Puga began attending PIQE classes when two of her daughters were in elementary school. Now, one daughter has graduated from San Diego State and become an associate director for PIQE in San Diego. Another graduated with a double major in mathematics and statistics. And a third, her youngest, is pursuing a mechanical engineering degree at the University of San Diego.
“PIQE improves family circumstances,” says Lorena, one of Laura Puga’s daughters. “My path opened the way for my sisters, but my parents opened that path.”
[call_to_action color=”” button_text=”Learn More” button_url=”http://piqe.org/”]
PIQE believes that parent engagement equals student success. Learn how to get involved and support our mission to help children achieve their full potential.

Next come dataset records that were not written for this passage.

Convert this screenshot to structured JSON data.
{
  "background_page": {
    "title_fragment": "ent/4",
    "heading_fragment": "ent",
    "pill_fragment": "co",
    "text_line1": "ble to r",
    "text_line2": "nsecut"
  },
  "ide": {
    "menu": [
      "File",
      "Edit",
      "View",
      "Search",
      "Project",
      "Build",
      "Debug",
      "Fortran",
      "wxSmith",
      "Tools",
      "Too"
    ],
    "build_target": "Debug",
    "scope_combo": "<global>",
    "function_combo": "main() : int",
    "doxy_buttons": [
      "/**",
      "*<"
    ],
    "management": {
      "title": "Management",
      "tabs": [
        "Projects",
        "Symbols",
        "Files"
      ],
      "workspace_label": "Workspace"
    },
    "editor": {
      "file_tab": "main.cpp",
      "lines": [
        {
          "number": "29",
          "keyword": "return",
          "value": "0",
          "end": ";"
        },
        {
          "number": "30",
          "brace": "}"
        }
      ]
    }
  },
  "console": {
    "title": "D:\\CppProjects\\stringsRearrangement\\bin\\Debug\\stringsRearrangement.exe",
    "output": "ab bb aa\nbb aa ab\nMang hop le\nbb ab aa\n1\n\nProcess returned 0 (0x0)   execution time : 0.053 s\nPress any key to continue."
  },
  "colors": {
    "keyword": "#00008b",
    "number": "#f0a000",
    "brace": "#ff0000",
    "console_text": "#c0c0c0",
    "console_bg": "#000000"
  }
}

More than 90 percent of parents successfully complete PIQE’s initial nine-week Engagement in Education Program. Then they can continue for a two-week course in learning how to help support their kids in STEM — Science, Technology, Engineering and Mathematics education.
The STEM course is tailored to specific challenges presented in elementary, middle and high school, focusing on topics such as establishing collaboration between the home, school and community, preparing to meet the university admission requirements, and recognizing the importance of grade point average.
“We are trying to take away the notion some students — and parents — have that they’re not qualified to go into those areas of learning, that those are for the smart kids, for the special kids,” says PIQE President and CEO David Valladolid. “We’re really demystifying STEM. We’re letting the parents know they have to make sure their kids are taking algebra in high school, understanding math and science, and enrolling in accelerated programs.”
The work of parents isn’t done when they finish learning about how to support their children’s education. Many of them agree to make calls to 100 other parents to encourage them to get involved with PIQE. They share their stories with their fellow parents and ask them to commit to the future of their children by attending the nine-week program.
SDG&E has been a major partner in this effort as a long-term corporate sponsor of PIQE’s Parent Engagement in Education and STEM programs. SDG&E was the first corporate sponsor of PIQE 30 years ago and has continued its support of PIQE’s critically important work through the years. To date, more than 640,000 low-income parents have graduated from PIQE, and it has enhanced the education of more than 1.9 million students.
PIQE expanded its “Best Practice Model” to 10 other states and even another country — Mexico. But its growth has been stunted due federal cuts this year of $1.2 million.
The organization hopes to continue to expand its model nationally and globally, empowering parents everywhere to truly be advocates for their children.